Annual rent increases in California apartment buildings will be capped under a new law passed by state lawmakers last week. The bill, which limits yearly rent increases to 5 percent plus inflation, or a maximum of 10 percent, was approved about a year after California voters rejected a ballot measure that would have allowed cities to expand rent-control policies of their own. It represents another chapter in the resurgent campaign for rent regulation in the United States.

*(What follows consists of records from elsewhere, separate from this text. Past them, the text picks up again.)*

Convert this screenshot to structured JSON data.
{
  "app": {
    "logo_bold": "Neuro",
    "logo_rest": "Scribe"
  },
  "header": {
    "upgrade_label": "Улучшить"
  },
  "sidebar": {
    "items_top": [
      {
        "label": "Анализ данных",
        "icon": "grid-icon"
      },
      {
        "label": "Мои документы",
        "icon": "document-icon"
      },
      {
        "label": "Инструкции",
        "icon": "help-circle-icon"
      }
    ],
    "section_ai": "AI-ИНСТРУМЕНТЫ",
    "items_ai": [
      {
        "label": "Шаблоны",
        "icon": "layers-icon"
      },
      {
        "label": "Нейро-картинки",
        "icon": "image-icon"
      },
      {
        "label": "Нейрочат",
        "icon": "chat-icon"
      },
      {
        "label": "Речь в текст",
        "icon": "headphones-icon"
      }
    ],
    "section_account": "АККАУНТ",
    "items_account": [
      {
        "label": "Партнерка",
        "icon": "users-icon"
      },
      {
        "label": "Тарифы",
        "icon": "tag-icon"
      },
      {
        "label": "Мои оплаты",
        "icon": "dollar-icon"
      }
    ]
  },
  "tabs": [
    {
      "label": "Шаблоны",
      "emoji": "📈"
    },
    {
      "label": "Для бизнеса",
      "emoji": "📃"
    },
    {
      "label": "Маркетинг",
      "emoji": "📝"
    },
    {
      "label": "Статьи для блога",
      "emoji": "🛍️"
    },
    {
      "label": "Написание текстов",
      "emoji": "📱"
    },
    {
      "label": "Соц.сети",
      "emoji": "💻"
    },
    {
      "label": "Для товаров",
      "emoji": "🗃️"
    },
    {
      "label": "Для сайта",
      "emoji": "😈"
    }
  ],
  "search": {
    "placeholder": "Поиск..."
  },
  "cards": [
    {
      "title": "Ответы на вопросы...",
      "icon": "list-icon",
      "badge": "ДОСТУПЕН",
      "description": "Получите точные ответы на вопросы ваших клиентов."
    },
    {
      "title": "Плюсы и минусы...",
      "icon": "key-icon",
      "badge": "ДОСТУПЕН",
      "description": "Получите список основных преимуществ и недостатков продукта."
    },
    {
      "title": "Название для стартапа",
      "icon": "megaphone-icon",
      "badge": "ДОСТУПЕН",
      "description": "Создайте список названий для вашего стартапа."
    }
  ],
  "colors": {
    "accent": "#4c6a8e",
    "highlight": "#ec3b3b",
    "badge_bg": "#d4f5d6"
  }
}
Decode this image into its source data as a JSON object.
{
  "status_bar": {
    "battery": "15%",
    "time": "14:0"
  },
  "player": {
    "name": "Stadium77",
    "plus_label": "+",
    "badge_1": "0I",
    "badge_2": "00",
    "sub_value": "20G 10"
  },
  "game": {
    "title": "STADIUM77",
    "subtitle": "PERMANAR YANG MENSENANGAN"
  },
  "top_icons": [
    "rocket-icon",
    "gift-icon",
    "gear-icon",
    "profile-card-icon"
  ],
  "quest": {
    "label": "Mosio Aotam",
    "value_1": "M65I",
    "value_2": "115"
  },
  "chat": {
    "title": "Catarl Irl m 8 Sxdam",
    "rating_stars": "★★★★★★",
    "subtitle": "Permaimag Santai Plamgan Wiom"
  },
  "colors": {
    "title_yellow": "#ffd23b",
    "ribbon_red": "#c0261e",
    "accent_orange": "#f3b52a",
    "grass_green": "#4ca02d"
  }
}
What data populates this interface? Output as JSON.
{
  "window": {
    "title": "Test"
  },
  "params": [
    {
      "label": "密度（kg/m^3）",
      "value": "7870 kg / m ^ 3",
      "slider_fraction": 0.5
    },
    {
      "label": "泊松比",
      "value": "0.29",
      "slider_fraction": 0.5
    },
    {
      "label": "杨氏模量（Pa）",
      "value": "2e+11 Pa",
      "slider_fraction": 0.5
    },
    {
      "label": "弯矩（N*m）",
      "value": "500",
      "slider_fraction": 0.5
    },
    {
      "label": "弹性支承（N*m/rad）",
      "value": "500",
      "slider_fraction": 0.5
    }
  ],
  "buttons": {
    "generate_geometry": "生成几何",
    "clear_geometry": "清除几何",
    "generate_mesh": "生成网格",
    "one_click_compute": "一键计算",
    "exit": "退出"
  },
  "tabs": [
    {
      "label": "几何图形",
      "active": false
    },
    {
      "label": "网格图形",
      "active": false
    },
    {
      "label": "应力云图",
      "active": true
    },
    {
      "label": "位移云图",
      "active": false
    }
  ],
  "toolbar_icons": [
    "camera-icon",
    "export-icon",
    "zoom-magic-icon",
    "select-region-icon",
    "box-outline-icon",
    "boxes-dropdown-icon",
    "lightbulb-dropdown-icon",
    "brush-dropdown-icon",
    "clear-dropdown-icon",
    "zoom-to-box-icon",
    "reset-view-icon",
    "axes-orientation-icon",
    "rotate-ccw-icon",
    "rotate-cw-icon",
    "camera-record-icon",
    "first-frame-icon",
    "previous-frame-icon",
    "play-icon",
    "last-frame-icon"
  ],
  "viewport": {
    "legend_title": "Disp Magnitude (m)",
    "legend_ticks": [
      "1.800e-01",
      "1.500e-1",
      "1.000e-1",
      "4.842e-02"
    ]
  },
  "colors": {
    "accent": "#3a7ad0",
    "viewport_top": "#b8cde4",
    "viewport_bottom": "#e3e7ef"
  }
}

The bill was introduced by Assemblymember David Chiu, of San Francisco, who has authored other housing bills, including the first state law aimed at protecting undocumented tenants from harassment and retaliation by their landlords. The rent cap would apply to most rental units built 15 years ago or more, except for those in single-family homes, or in duplexes in which the owner occupies one of the units. Over the last year, inflation in San Francisco and Los Angeles was between 2.7 percent and 3 percent, as measured by the Consumer Price Index. So under the new law, landlords could raise rents 7.7 or 8 percent for the year, or about $160 per month on a $2,000-a-month apartment.